[Data about app and page elements]
┄┄┄┄┄┄┄┄┄┄┄┄┄┄┄┄┄┄┄┄
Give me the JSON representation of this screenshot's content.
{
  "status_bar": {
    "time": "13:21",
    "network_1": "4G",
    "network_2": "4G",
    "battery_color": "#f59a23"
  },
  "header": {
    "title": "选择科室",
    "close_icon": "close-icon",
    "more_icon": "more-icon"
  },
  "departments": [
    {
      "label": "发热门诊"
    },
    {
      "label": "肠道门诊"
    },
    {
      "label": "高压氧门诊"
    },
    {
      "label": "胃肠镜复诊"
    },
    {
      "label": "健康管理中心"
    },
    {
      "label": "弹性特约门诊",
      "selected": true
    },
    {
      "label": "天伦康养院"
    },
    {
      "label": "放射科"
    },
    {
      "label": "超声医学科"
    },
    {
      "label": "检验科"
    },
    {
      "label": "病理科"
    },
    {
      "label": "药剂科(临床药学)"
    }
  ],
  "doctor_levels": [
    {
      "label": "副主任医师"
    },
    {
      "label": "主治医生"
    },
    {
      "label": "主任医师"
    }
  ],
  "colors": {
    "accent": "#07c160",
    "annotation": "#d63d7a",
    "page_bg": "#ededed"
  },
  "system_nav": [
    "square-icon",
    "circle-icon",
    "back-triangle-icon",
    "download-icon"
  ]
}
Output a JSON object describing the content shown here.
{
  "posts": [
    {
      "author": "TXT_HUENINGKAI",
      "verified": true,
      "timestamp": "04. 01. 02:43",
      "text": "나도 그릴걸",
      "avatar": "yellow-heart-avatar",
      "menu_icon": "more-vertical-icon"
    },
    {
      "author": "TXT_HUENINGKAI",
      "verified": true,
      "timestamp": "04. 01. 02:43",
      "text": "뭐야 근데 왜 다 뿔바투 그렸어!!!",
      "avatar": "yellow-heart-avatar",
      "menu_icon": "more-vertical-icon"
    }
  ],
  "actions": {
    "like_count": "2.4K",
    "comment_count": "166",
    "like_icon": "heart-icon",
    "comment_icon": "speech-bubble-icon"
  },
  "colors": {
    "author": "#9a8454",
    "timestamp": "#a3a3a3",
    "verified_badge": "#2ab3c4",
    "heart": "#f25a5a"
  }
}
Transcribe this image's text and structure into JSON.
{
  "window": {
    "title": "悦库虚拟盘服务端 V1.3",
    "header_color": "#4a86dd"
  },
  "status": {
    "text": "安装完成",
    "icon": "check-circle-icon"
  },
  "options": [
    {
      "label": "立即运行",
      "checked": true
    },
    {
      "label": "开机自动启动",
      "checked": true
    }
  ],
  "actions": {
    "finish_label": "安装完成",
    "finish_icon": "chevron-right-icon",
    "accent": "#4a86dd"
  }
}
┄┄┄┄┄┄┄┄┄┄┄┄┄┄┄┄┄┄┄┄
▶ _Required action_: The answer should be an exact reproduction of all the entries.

▶ _Answer to the exercise_:
Give me the JSON representation of this screenshot's content.
{
  "status_bar": {
    "time": "13:21",
    "network_1": "4G",
    "network_2": "4G",
    "battery_color": "#f59a23"
  },
  "header": {
    "title": "选择科室",
    "close_icon": "close-icon",
    "more_icon": "more-icon"
  },
  "departments": [
    {
      "label": "发热门诊"
    },
    {
      "label": "肠道门诊"
    },
    {
      "label": "高压氧门诊"
    },
    {
      "label": "胃肠镜复诊"
    },
    {
      "label": "健康管理中心"
    },
    {
      "label": "弹性特约门诊",
      "selected": true
    },
    {
      "label": "天伦康养院"
    },
    {
      "label": "放射科"
    },
    {
      "label": "超声医学科"
    },
    {
      "label": "检验科"
    },
    {
      "label": "病理科"
    },
    {
      "label": "药剂科(临床药学)"
    }
  ],
  "doctor_levels": [
    {
      "label": "副主任医师"
    },
    {
      "label": "主治医生"
    },
    {
      "label": "主任医师"
    }
  ],
  "colors": {
    "accent": "#07c160",
    "annotation": "#d63d7a",
    "page_bg": "#ededed"
  },
  "system_nav": [
    "square-icon",
    "circle-icon",
    "back-triangle-icon",
    "download-icon"
  ]
}
Output a JSON object describing the content shown here.
{
  "posts": [
    {
      "author": "TXT_HUENINGKAI",
      "verified": true,
      "timestamp": "04. 01. 02:43",
      "text": "나도 그릴걸",
      "avatar": "yellow-heart-avatar",
      "menu_icon": "more-vertical-icon"
    },
    {
      "author": "TXT_HUENINGKAI",
      "verified": true,
      "timestamp": "04. 01. 02:43",
      "text": "뭐야 근데 왜 다 뿔바투 그렸어!!!",
      "avatar": "yellow-heart-avatar",
      "menu_icon": "more-vertical-icon"
    }
  ],
  "actions": {
    "like_count": "2.4K",
    "comment_count": "166",
    "like_icon": "heart-icon",
    "comment_icon": "speech-bubble-icon"
  },
  "colors": {
    "author": "#9a8454",
    "timestamp": "#a3a3a3",
    "verified_badge": "#2ab3c4",
    "heart": "#f25a5a"
  }
}
Transcribe this image's text and structure into JSON.
{
  "window": {
    "title": "悦库虚拟盘服务端 V1.3",
    "header_color": "#4a86dd"
  },
  "status": {
    "text": "安装完成",
    "icon": "check-circle-icon"
  },
  "options": [
    {
      "label": "立即运行",
      "checked": true
    },
    {
      "label": "开机自动启动",
      "checked": true
    }
  ],
  "actions": {
    "finish_label": "安装完成",
    "finish_icon": "chevron-right-icon",
    "accent": "#4a86dd"
  }
}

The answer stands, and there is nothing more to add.